▶ [What the exercise asks]:
Return the entries exactly as they appear.

(Stored entries)
····················

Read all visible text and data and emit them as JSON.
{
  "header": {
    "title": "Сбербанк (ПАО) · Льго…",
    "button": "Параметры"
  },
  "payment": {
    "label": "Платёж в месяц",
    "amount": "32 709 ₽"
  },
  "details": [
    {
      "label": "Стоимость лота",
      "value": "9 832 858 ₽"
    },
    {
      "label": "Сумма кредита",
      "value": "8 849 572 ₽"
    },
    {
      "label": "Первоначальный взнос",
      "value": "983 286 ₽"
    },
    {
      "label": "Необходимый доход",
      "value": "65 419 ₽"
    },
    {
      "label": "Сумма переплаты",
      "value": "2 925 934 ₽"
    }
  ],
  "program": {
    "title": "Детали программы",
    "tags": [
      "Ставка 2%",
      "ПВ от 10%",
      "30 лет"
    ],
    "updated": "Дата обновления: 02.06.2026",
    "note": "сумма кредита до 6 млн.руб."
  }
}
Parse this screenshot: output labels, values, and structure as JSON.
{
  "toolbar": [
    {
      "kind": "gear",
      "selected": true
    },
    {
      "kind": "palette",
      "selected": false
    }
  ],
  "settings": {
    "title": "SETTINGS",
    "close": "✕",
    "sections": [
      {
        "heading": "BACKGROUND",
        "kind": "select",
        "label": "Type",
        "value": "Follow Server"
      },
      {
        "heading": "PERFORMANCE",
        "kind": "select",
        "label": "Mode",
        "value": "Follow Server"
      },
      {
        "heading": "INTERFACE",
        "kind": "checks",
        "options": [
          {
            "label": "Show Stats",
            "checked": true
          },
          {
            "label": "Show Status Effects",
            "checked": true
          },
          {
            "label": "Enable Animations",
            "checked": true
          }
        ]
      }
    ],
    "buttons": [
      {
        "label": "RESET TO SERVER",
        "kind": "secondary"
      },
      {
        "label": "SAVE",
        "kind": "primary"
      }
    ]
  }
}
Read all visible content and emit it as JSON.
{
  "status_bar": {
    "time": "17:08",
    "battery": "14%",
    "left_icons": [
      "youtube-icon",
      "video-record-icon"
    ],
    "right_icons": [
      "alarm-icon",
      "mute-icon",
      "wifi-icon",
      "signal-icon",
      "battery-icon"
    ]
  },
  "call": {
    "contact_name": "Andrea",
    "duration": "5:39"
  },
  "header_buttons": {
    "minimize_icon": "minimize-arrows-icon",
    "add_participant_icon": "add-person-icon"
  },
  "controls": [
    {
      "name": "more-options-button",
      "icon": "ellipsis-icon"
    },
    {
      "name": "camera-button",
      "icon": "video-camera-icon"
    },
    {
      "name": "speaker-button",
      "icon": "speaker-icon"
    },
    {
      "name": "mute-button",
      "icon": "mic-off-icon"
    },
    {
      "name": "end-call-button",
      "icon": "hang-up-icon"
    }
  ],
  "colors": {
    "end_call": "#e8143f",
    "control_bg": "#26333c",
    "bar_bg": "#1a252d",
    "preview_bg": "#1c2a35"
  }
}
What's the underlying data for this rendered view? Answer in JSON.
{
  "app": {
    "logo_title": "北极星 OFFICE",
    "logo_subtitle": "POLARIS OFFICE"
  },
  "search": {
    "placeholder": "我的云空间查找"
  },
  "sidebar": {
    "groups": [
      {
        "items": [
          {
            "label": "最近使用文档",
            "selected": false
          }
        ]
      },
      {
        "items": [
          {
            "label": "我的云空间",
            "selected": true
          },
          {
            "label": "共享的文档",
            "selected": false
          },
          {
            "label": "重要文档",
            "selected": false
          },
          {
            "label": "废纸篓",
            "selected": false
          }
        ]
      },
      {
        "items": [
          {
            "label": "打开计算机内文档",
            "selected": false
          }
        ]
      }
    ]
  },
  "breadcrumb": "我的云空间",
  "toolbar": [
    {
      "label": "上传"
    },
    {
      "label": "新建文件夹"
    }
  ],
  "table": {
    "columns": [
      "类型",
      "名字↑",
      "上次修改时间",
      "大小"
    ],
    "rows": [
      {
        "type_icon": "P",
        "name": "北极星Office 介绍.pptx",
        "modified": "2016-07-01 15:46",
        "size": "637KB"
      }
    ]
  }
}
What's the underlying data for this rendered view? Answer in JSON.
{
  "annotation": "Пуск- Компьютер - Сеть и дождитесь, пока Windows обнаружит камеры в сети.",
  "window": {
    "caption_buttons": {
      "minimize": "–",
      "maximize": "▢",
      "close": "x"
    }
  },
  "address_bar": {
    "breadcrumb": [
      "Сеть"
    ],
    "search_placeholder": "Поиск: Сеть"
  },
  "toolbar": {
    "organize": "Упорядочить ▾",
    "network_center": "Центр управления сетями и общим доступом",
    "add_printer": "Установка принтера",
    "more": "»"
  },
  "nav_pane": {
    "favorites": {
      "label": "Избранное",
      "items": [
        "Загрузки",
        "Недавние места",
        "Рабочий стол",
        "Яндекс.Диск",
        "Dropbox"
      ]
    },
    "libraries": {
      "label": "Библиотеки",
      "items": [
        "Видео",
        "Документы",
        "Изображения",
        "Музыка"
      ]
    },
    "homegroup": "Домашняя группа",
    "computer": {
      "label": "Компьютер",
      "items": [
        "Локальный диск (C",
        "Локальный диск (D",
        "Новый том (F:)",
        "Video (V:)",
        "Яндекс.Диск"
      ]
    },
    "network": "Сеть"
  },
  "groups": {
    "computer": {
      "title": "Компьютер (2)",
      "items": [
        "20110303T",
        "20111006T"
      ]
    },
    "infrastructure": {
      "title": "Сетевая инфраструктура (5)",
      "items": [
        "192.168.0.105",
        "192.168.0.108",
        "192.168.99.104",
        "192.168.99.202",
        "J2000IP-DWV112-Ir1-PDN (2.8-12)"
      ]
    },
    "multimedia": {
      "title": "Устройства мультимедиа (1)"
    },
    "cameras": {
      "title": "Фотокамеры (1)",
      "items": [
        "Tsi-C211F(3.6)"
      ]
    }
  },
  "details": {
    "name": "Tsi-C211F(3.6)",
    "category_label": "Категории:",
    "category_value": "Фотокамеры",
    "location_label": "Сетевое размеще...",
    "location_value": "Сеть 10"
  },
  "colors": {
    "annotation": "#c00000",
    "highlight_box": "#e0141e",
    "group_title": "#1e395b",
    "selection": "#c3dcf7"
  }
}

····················

▶ [Written answer]:
Read all visible text and data and emit them as JSON.
{
  "header": {
    "title": "Сбербанк (ПАО) · Льго…",
    "button": "Параметры"
  },
  "payment": {
    "label": "Платёж в месяц",
    "amount": "32 709 ₽"
  },
  "details": [
    {
      "label": "Стоимость лота",
      "value": "9 832 858 ₽"
    },
    {
      "label": "Сумма кредита",
      "value": "8 849 572 ₽"
    },
    {
      "label": "Первоначальный взнос",
      "value": "983 286 ₽"
    },
    {
      "label": "Необходимый доход",
      "value": "65 419 ₽"
    },
    {
      "label": "Сумма переплаты",
      "value": "2 925 934 ₽"
    }
  ],
  "program": {
    "title": "Детали программы",
    "tags": [
      "Ставка 2%",
      "ПВ от 10%",
      "30 лет"
    ],
    "updated": "Дата обновления: 02.06.2026",
    "note": "сумма кредита до 6 млн.руб."
  }
}
Parse this screenshot: output labels, values, and structure as JSON.
{
  "toolbar": [
    {
      "kind": "gear",
      "selected": true
    },
    {
      "kind": "palette",
      "selected": false
    }
  ],
  "settings": {
    "title": "SETTINGS",
    "close": "✕",
    "sections": [
      {
        "heading": "BACKGROUND",
        "kind": "select",
        "label": "Type",
        "value": "Follow Server"
      },
      {
        "heading": "PERFORMANCE",
        "kind": "select",
        "label": "Mode",
        "value": "Follow Server"
      },
      {
        "heading": "INTERFACE",
        "kind": "checks",
        "options": [
          {
            "label": "Show Stats",
            "checked": true
          },
          {
            "label": "Show Status Effects",
            "checked": true
          },
          {
            "label": "Enable Animations",
            "checked": true
          }
        ]
      }
    ],
    "buttons": [
      {
        "label": "RESET TO SERVER",
        "kind": "secondary"
      },
      {
        "label": "SAVE",
        "kind": "primary"
      }
    ]
  }
}
Read all visible content and emit it as JSON.
{
  "status_bar": {
    "time": "17:08",
    "battery": "14%",
    "left_icons": [
      "youtube-icon",
      "video-record-icon"
    ],
    "right_icons": [
      "alarm-icon",
      "mute-icon",
      "wifi-icon",
      "signal-icon",
      "battery-icon"
    ]
  },
  "call": {
    "contact_name": "Andrea",
    "duration": "5:39"
  },
  "header_buttons": {
    "minimize_icon": "minimize-arrows-icon",
    "add_participant_icon": "add-person-icon"
  },
  "controls": [
    {
      "name": "more-options-button",
      "icon": "ellipsis-icon"
    },
    {
      "name": "camera-button",
      "icon": "video-camera-icon"
    },
    {
      "name": "speaker-button",
      "icon": "speaker-icon"
    },
    {
      "name": "mute-button",
      "icon": "mic-off-icon"
    },
    {
      "name": "end-call-button",
      "icon": "hang-up-icon"
    }
  ],
  "colors": {
    "end_call": "#e8143f",
    "control_bg": "#26333c",
    "bar_bg": "#1a252d",
    "preview_bg": "#1c2a35"
  }
}
What's the underlying data for this rendered view? Answer in JSON.
{
  "app": {
    "logo_title": "北极星 OFFICE",
    "logo_subtitle": "POLARIS OFFICE"
  },
  "search": {
    "placeholder": "我的云空间查找"
  },
  "sidebar": {
    "groups": [
      {
        "items": [
          {
            "label": "最近使用文档",
            "selected": false
          }
        ]
      },
      {
        "items": [
          {
            "label": "我的云空间",
            "selected": true
          },
          {
            "label": "共享的文档",
            "selected": false
          },
          {
            "label": "重要文档",
            "selected": false
          },
          {
            "label": "废纸篓",
            "selected": false
          }
        ]
      },
      {
        "items": [
          {
            "label": "打开计算机内文档",
            "selected": false
          }
        ]
      }
    ]
  },
  "breadcrumb": "我的云空间",
  "toolbar": [
    {
      "label": "上传"
    },
    {
      "label": "新建文件夹"
    }
  ],
  "table": {
    "columns": [
      "类型",
      "名字↑",
      "上次修改时间",
      "大小"
    ],
    "rows": [
      {
        "type_icon": "P",
        "name": "北极星Office 介绍.pptx",
        "modified": "2016-07-01 15:46",
        "size": "637KB"
      }
    ]
  }
}
What's the underlying data for this rendered view? Answer in JSON.
{
  "annotation": "Пуск- Компьютер - Сеть и дождитесь, пока Windows обнаружит камеры в сети.",
  "window": {
    "caption_buttons": {
      "minimize": "–",
      "maximize": "▢",
      "close": "x"
    }
  },
  "address_bar": {
    "breadcrumb": [
      "Сеть"
    ],
    "search_placeholder": "Поиск: Сеть"
  },
  "toolbar": {
    "organize": "Упорядочить ▾",
    "network_center": "Центр управления сетями и общим доступом",
    "add_printer": "Установка принтера",
    "more": "»"
  },
  "nav_pane": {
    "favorites": {
      "label": "Избранное",
      "items": [
        "Загрузки",
        "Недавние места",
        "Рабочий стол",
        "Яндекс.Диск",
        "Dropbox"
      ]
    },
    "libraries": {
      "label": "Библиотеки",
      "items": [
        "Видео",
        "Документы",
        "Изображения",
        "Музыка"
      ]
    },
    "homegroup": "Домашняя группа",
    "computer": {
      "label": "Компьютер",
      "items": [
        "Локальный диск (C",
        "Локальный диск (D",
        "Новый том (F:)",
        "Video (V:)",
        "Яндекс.Диск"
      ]
    },
    "network": "Сеть"
  },
  "groups": {
    "computer": {
      "title": "Компьютер (2)",
      "items": [
        "20110303T",
        "20111006T"
      ]
    },
    "infrastructure": {
      "title": "Сетевая инфраструктура (5)",
      "items": [
        "192.168.0.105",
        "192.168.0.108",
        "192.168.99.104",
        "192.168.99.202",
        "J2000IP-DWV112-Ir1-PDN (2.8-12)"
      ]
    },
    "multimedia": {
      "title": "Устройства мультимедиа (1)"
    },
    "cameras": {
      "title": "Фотокамеры (1)",
      "items": [
        "Tsi-C211F(3.6)"
      ]
    }
  },
  "details": {
    "name": "Tsi-C211F(3.6)",
    "category_label": "Категории:",
    "category_value": "Фотокамеры",
    "location_label": "Сетевое размеще...",
    "location_value": "Сеть 10"
  },
  "colors": {
    "annotation": "#c00000",
    "highlight_box": "#e0141e",
    "group_title": "#1e395b",
    "selection": "#c3dcf7"
  }
}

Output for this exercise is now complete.